▸ Problem requirements: Read through the listing below and copy each line in which the word "kind" occurs.

▸ Extracted entries:
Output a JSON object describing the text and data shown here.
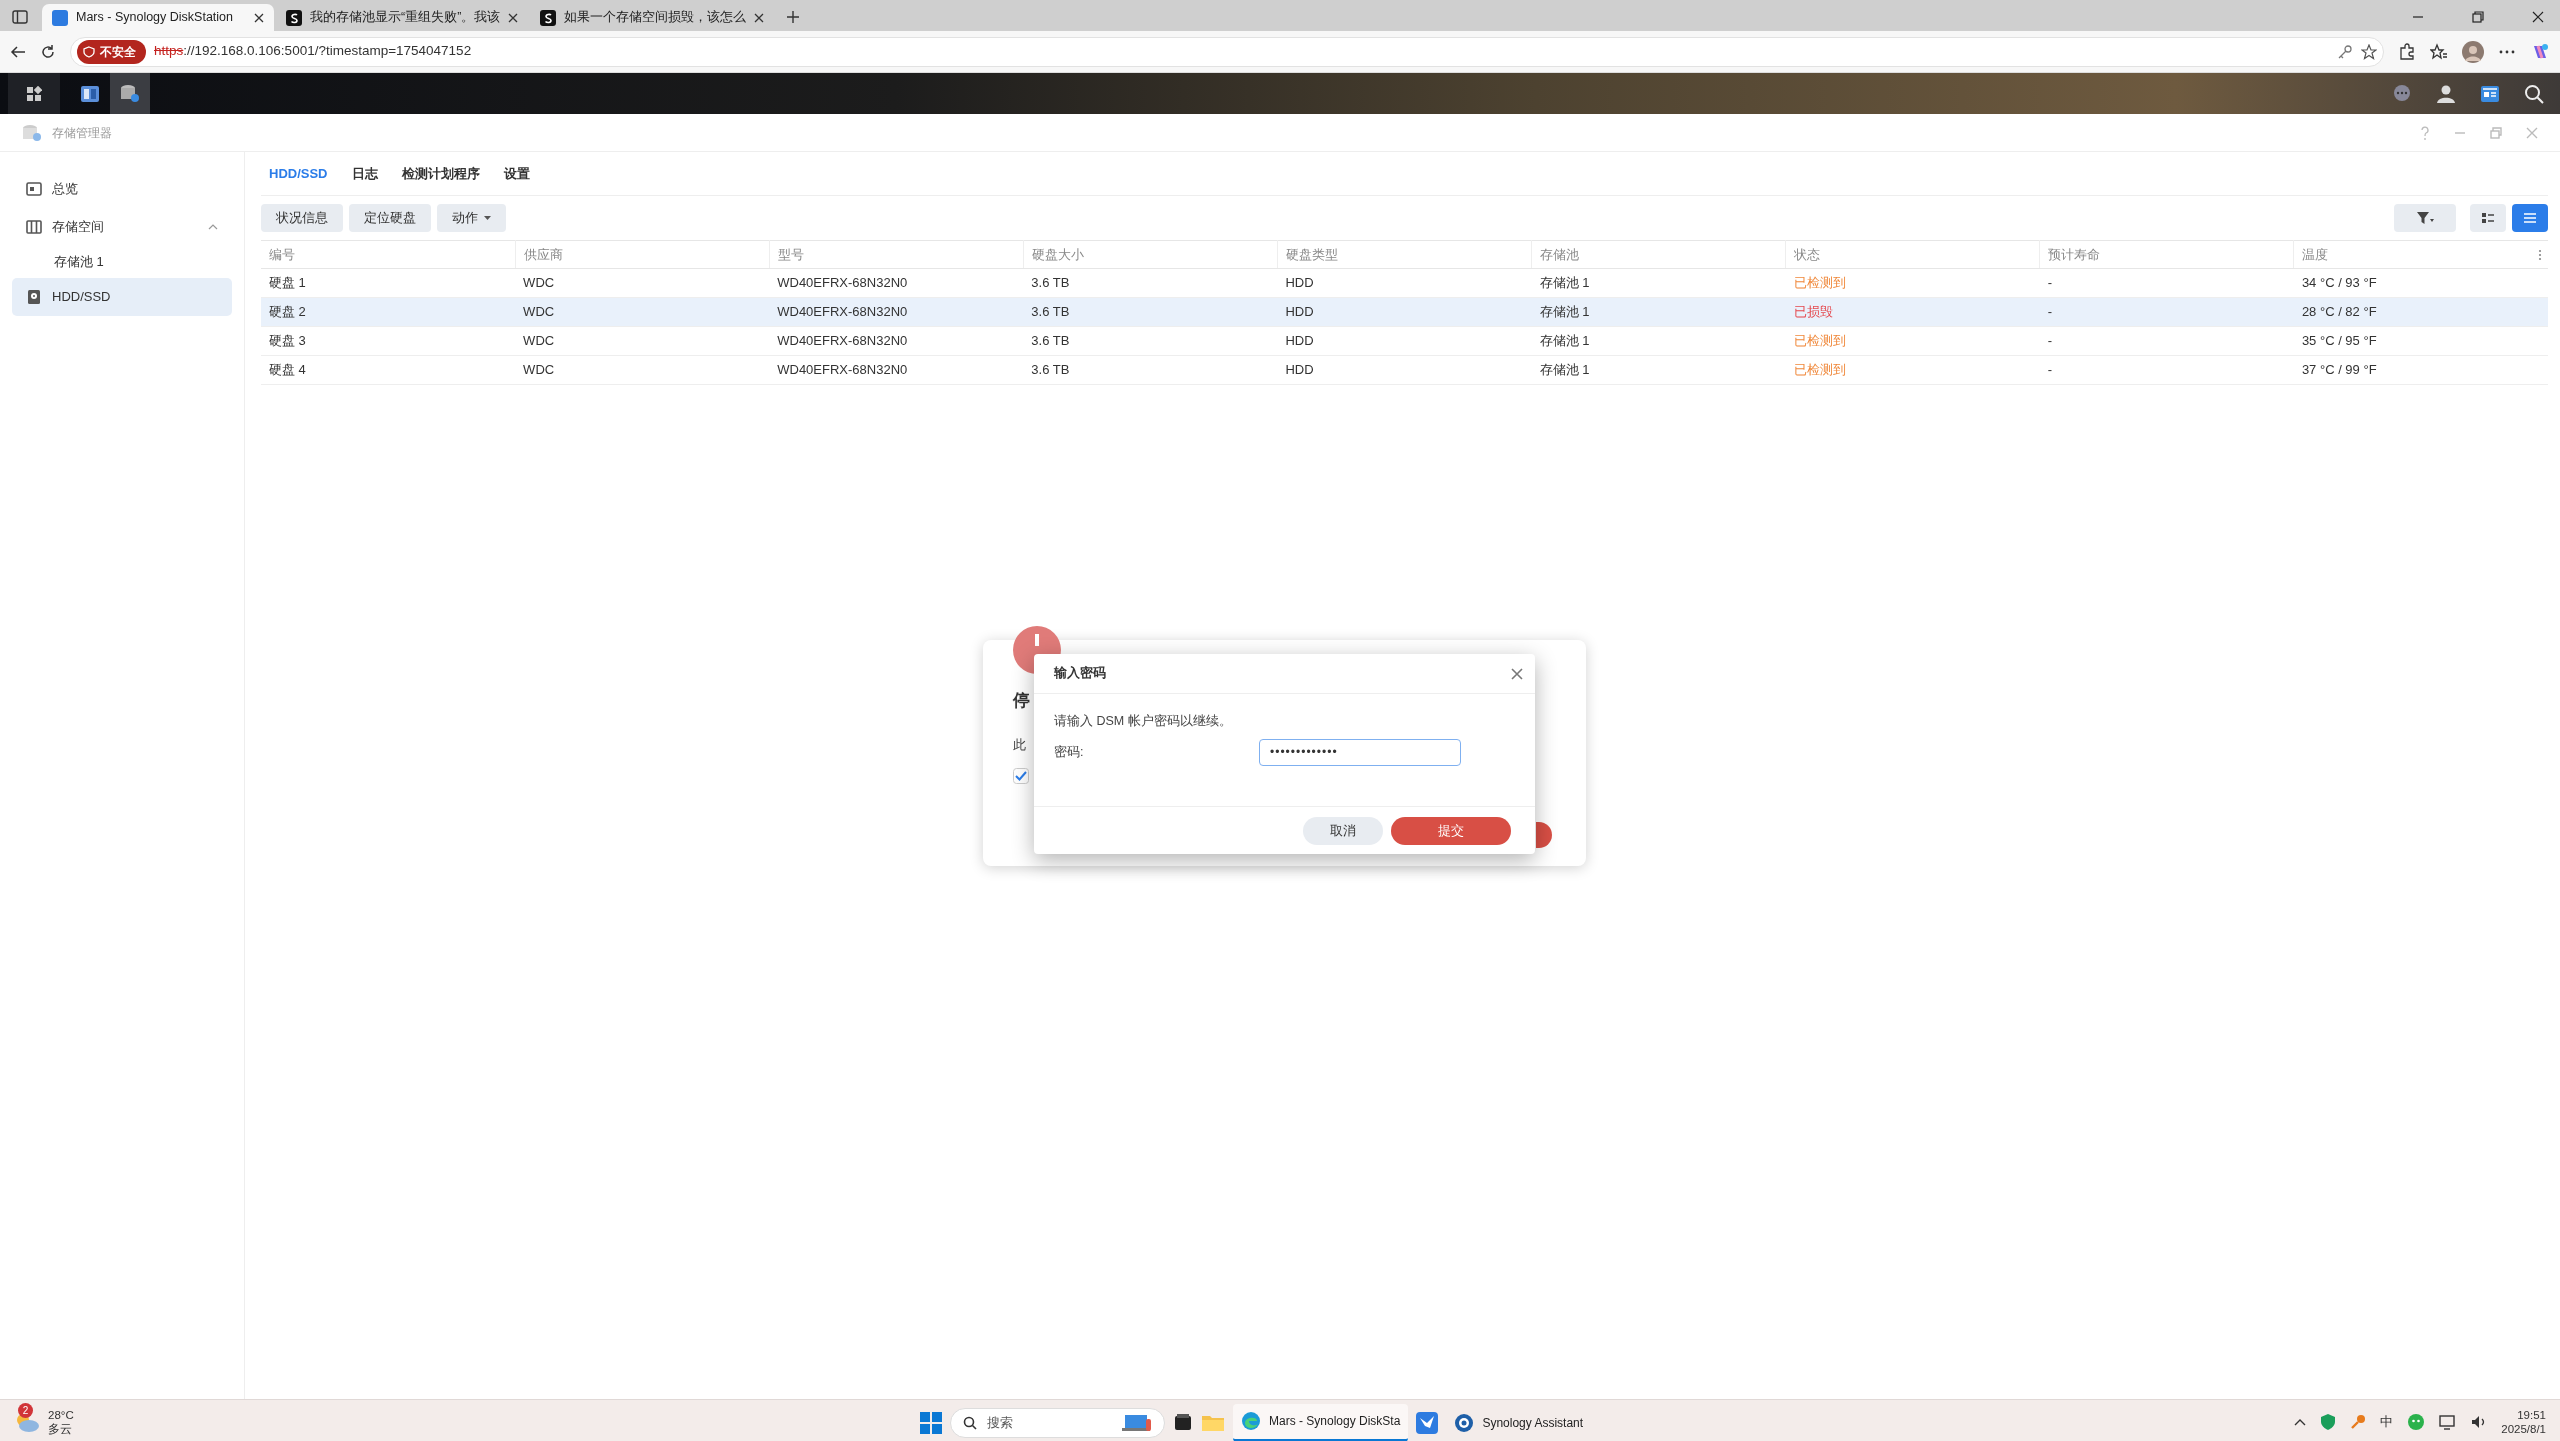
{
  "browser": {
    "tabs": [
      {
        "title": "Mars - Synology DiskStation",
        "selected": true
      },
      {
        "title": "我的存储池显示“重组失败”。我该",
        "selected": false
      },
      {
        "title": "如果一个存储空间损毁，该怎么",
        "selected": false
      }
    ],
    "security_label": "不安全",
    "scheme": "https",
    "address": "://192.168.0.106:5001/?timestamp=1754047152"
  },
  "app": {
    "title": "存储管理器",
    "sidebar": {
      "items": [
        {
          "label": "总览",
          "selected": false
        },
        {
          "label": "存储空间",
          "selected": false,
          "expanded": true,
          "children": [
            {
              "label": "存储池 1",
              "selected": false
            }
          ]
        },
        {
          "label": "HDD/SSD",
          "selected": true
        }
      ]
    },
    "tabs": [
      {
        "label": "HDD/SSD",
        "selected": true
      },
      {
        "label": "日志",
        "selected": false
      },
      {
        "label": "检测计划程序",
        "selected": false
      },
      {
        "label": "设置",
        "selected": false
      }
    ],
    "toolbar": [
      {
        "label": "状况信息",
        "dropdown": false
      },
      {
        "label": "定位硬盘",
        "dropdown": false
      },
      {
        "label": "动作",
        "dropdown": true
      }
    ],
    "views": [
      {
        "kind": "cards",
        "selected": false
      },
      {
        "kind": "list",
        "selected": true
      }
    ],
    "table": {
      "columns": [
        "编号",
        "供应商",
        "型号",
        "硬盘大小",
        "硬盘类型",
        "存储池",
        "状态",
        "预计寿命",
        "温度"
      ],
      "rows": [
        {
          "cells": [
            "硬盘 1",
            "WDC",
            "WD40EFRX-68N32N0",
            "3.6 TB",
            "HDD",
            "存储池 1",
            "已检测到",
            "-",
            "34 °C / 93 °F"
          ],
          "color": "#f0883a",
          "selected": false
        },
        {
          "cells": [
            "硬盘 2",
            "WDC",
            "WD40EFRX-68N32N0",
            "3.6 TB",
            "HDD",
            "存储池 1",
            "已损毁",
            "-",
            "28 °C / 82 °F"
          ],
          "color": "#e5484d",
          "selected": true
        },
        {
          "cells": [
            "硬盘 3",
            "WDC",
            "WD40EFRX-68N32N0",
            "3.6 TB",
            "HDD",
            "存储池 1",
            "已检测到",
            "-",
            "35 °C / 95 °F"
          ],
          "color": "#f0883a",
          "selected": false
        },
        {
          "cells": [
            "硬盘 4",
            "WDC",
            "WD40EFRX-68N32N0",
            "3.6 TB",
            "HDD",
            "存储池 1",
            "已检测到",
            "-",
            "37 °C / 99 °F"
          ],
          "color": "#f0883a",
          "selected": false
        }
      ]
    }
  },
  "back_dialog": {
    "title": "停",
    "text": "此",
    "checked": true
  },
  "dialog": {
    "title": "输入密码",
    "message": "请输入 DSM 帐户密码以继续。",
    "field_label": "密码:",
    "value": "•••••••••••••",
    "buttons": [
      {
        "label": "取消",
        "kind": "secondary"
      },
      {
        "label": "提交",
        "kind": "primary"
      }
    ]
  },
  "taskbar": {
    "weather": {
      "badge": "2",
      "temperature": "28°C",
      "condition": "多云"
    },
    "search": {
      "placeholder": "搜索"
    },
    "apps": [
      {
        "label": "Mars - Synology DiskSta",
        "selected": true
      },
      {
        "label": "Synology Assistant",
        "selected": false
      }
    ],
    "ime": "中",
    "time": "19:51",
    "date": "2025/8/1"
  }
}
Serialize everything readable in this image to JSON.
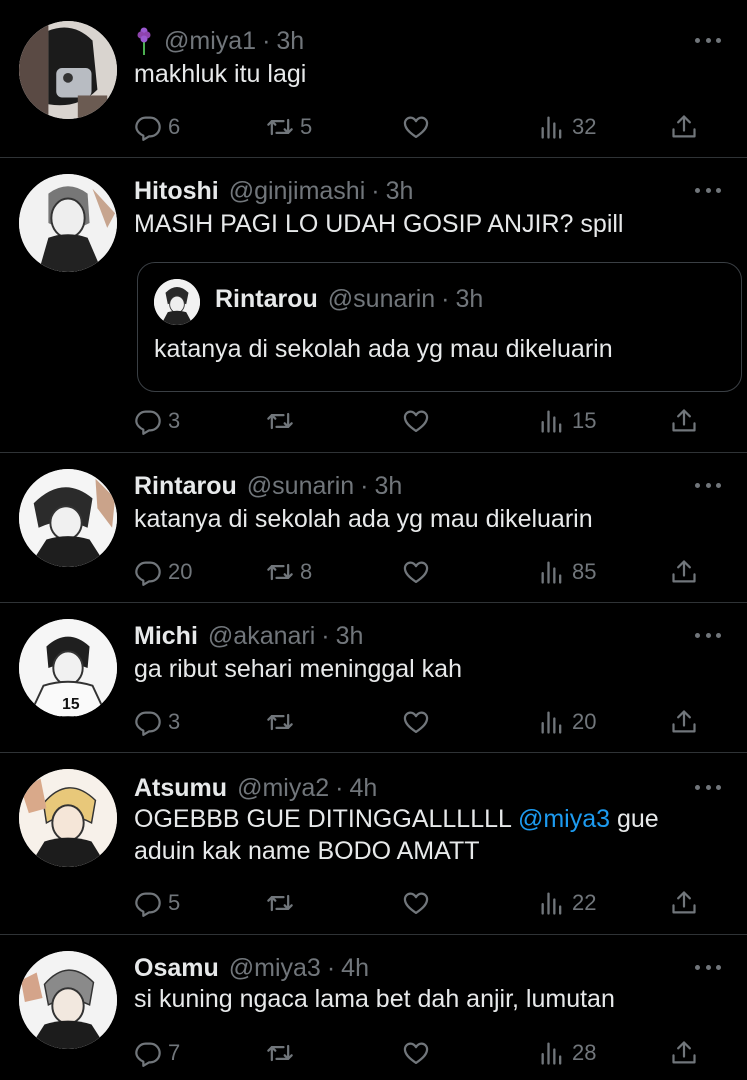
{
  "tweets": [
    {
      "name": "",
      "name_emoji": "purple-flower-emoji",
      "handle": "@miya1",
      "time": "3h",
      "text": "makhluk itu lagi",
      "replies": "6",
      "retweets": "5",
      "likes": "",
      "views": "32"
    },
    {
      "name": "Hitoshi",
      "handle": "@ginjimashi",
      "time": "3h",
      "text": "MASIH PAGI LO UDAH GOSIP ANJIR? spill",
      "quote": {
        "name": "Rintarou",
        "handle": "@sunarin",
        "time": "3h",
        "text": "katanya di sekolah ada yg mau dikeluarin"
      },
      "replies": "3",
      "retweets": "",
      "likes": "",
      "views": "15"
    },
    {
      "name": "Rintarou",
      "handle": "@sunarin",
      "time": "3h",
      "text": "katanya di sekolah ada yg mau dikeluarin",
      "replies": "20",
      "retweets": "8",
      "likes": "",
      "views": "85"
    },
    {
      "name": "Michi",
      "handle": "@akanari",
      "time": "3h",
      "text": "ga ribut sehari meninggal kah",
      "replies": "3",
      "retweets": "",
      "likes": "",
      "views": "20"
    },
    {
      "name": "Atsumu",
      "handle": "@miya2",
      "time": "4h",
      "text_line1_a": "OGEBBB GUE DITINGGALLLLLL ",
      "text_mention": "@miya3",
      "text_line1_b": " gue",
      "text_line2": "aduin kak name BODO AMATT",
      "replies": "5",
      "retweets": "",
      "likes": "",
      "views": "22"
    },
    {
      "name": "Osamu",
      "handle": "@miya3",
      "time": "4h",
      "text": "si kuning ngaca lama bet dah anjir, lumutan",
      "replies": "7",
      "retweets": "",
      "likes": "",
      "views": "28"
    }
  ],
  "separator": "·",
  "colors": {
    "background": "#000000",
    "text": "#e7e9ea",
    "muted": "#71767b",
    "mention": "#1d9bf0",
    "divider": "#2f3336"
  }
}
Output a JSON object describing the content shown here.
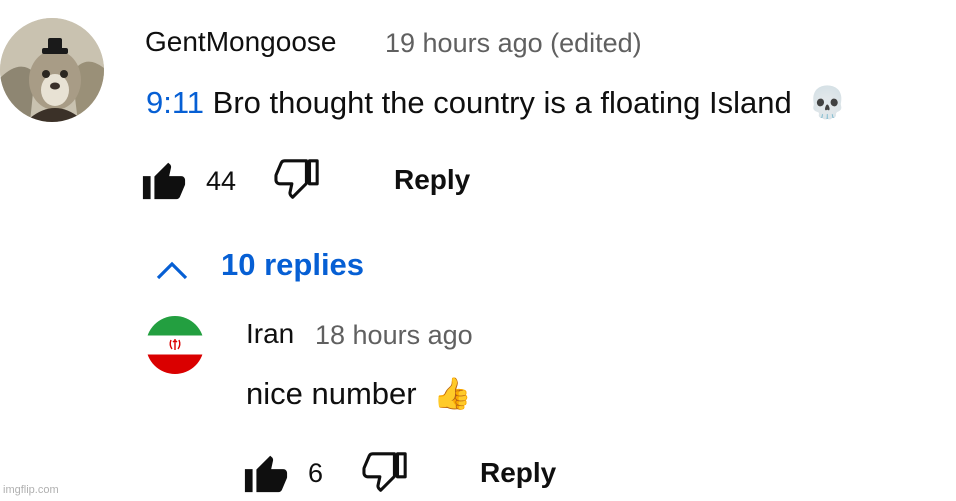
{
  "comment": {
    "author": "GentMongoose",
    "time": "19 hours ago (edited)",
    "timestamp": "9:11",
    "text": "Bro thought the country is a floating Island",
    "emoji": "💀",
    "likes": "44",
    "reply_label": "Reply"
  },
  "replies_toggle": {
    "label": "10 replies"
  },
  "reply": {
    "author": "Iran",
    "time": "18 hours ago",
    "text": "nice number",
    "emoji": "👍",
    "likes": "6",
    "reply_label": "Reply"
  },
  "watermark": "imgflip.com",
  "colors": {
    "link_blue": "#065fd4",
    "meta_gray": "#606060",
    "text": "#0f0f0f",
    "flag_green": "#239f40",
    "flag_red": "#da0000"
  }
}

▸ Written reply:
        "kind": "cards",
        "kind": "list",
        "kind": "secondary"
        "kind": "primary"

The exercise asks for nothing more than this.